The hours hang in eternity. There is no clock. Two of my cellmates said they had consumed entire bottles of liquor before driving that night. At 28, I am one of the oldest in the cell. A young African-American lad of about 18 who oozes cool is regaling us how he lost his virginity at 10 to his 15 year old babysitter, a general moral discussion ensues.
What will a DUI do to my life? Will the Peace Corps drop me? An officer brings us baloney sandwiches, the bread is dry and stale, they’re barely palatable.
I manage to sleep for a few hours, despite having no blanket or pillow on a concrete bench. Sleeping anywhere is my superpower.
With no clock it’s hard to judge the time, but we think morning is approaching. One of the younger guys --he looks about 16, and swears he’s innocent of attempting to steal a car, no one believes him-- gives us a running update of what television programs he believes are on at any given moment. He’s a living TV Guide. We all take a turn yelling at him to shut the hell up but he won’t. My cellmates are optimistic we’ll be released at some point mid morning because this is what they “usually” do.
The guards’ shift seems to have changed, they seem fresher as they stroll past the corridor outside. I wonder if anyone has missed me outside yet. My girlfriend would certainly have wondered why I never called her back. I’m probably late for work by now. The previous year I had taken a 7 month break from the bee mines to work on a traditionally-rigged (i.e. looks like a pirate ship) sailing vessel, the brigantine Eos, and I had promised to meet with my old captain this morning and show him beekeeping. Slowly the certainty that I’ve missed that appointment grows. I’ve managed to simultaneously shame myself before both my current and former bosses. I picture Captain Larsen with his fiery red beard kicking his tires in frustration after having driven up from San Diego, and cursing me under his breath.
Mr TV Guide is reporting on mid-morning programs, cellmates are all awake again, they don’t seem terribly concerned, for many this hasn’t been their first DUI.
Terrible baloney sandwiches come again. Does this mark lunch? Will I lose my license? Will I have to report this on future job applications? Will this torpedo my idea to maybe go to law school?

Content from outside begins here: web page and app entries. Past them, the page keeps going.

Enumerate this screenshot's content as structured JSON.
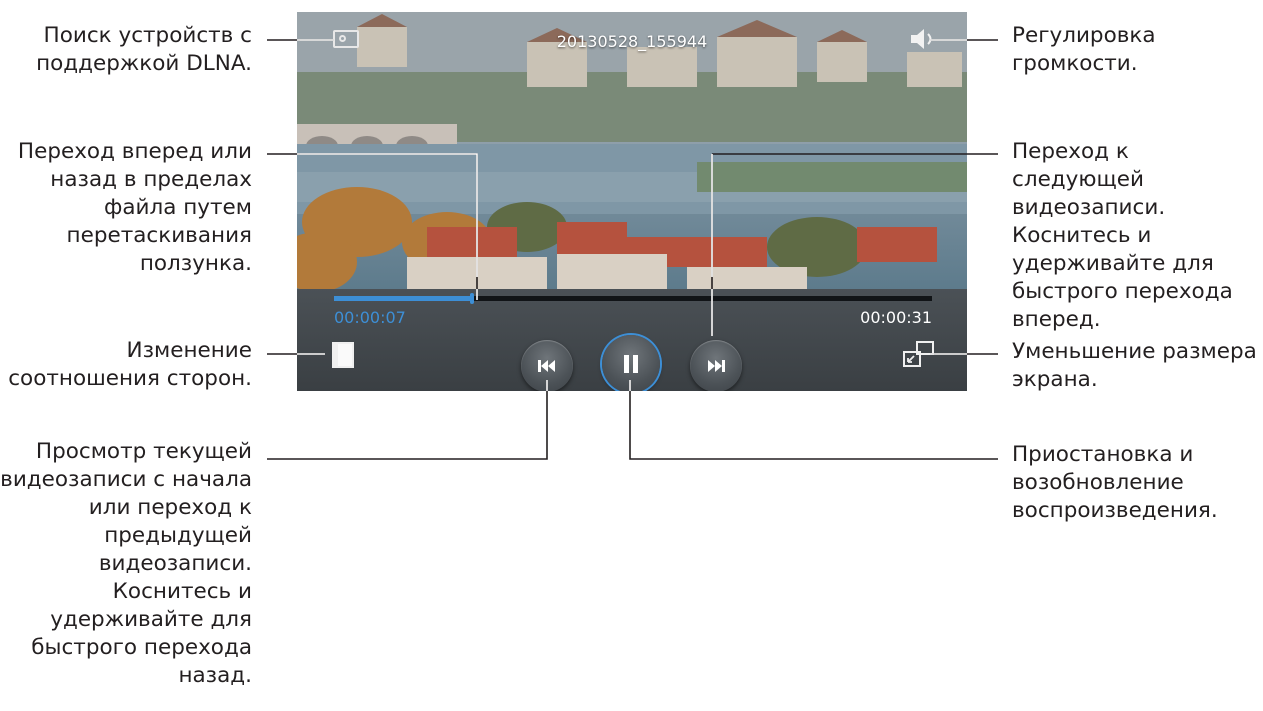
{
  "player": {
    "video_title": "20130528_155944",
    "elapsed_time": "00:00:07",
    "total_time": "00:00:31",
    "progress_fraction": 0.23,
    "accent_color": "#3d8fd6"
  },
  "callouts": {
    "dlna_search": "Поиск устройств с\nподдержкой DLNA.",
    "seek": "Переход вперед или\nназад в пределах\nфайла путем\nперетаскивания\nползунка.",
    "aspect_ratio": "Изменение\nсоотношения сторон.",
    "previous": "Просмотр текущей\nвидеозаписи с начала\nили переход к\nпредыдущей\nвидеозаписи.\nКоснитесь и\nудерживайте для\nбыстрого перехода\nназад.",
    "volume": "Регулировка\nгромкости.",
    "next": "Переход к следующей\nвидеозаписи.\nКоснитесь и\nудерживайте для\nбыстрого перехода\nвперед.",
    "minimize": "Уменьшение размера\nэкрана.",
    "pause": "Приостановка и\nвозобновление\nвоспроизведения."
  },
  "icons": {
    "dlna": "dlna-icon",
    "volume": "volume-icon",
    "aspect": "aspect-ratio-icon",
    "prev": "previous-icon",
    "pause": "pause-icon",
    "next": "next-icon",
    "popup": "popup-player-icon"
  }
}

Finally, after ages, a guard swings open the door and announces “alright line up, time to go!”
“About time!” cracks the one cellmate older than me
“Oh yeah? would you like to stay longer?” asks the officer, pushing him back into the cell and closing the door on him after the rest of us are out and lined up on a yellow line on the floor. We’re led down a few corridors and line up to receive a plastic bag full of our things through a slot in a window. I receive mine, with my wallet, keys, cellphone and severed turks-head. It’s 2pm.
My parents don’t answer the phone, next I try work
“Heeey this is Kris, um, could one of you pick me up from the OC Central Jail?” I ask my coworker Jeremy. He laughs and says yes.
Two sailing ships have now been mentioned, I rather feel I probably ought to role them into one.
There's some internal monologue lines which should be in italics but depending on how your account is set up to render blockquotes the whole blockquote might be in italics which might make it a bit unclear what is internal monologue other than by context.
As always feedback is appreciated. (: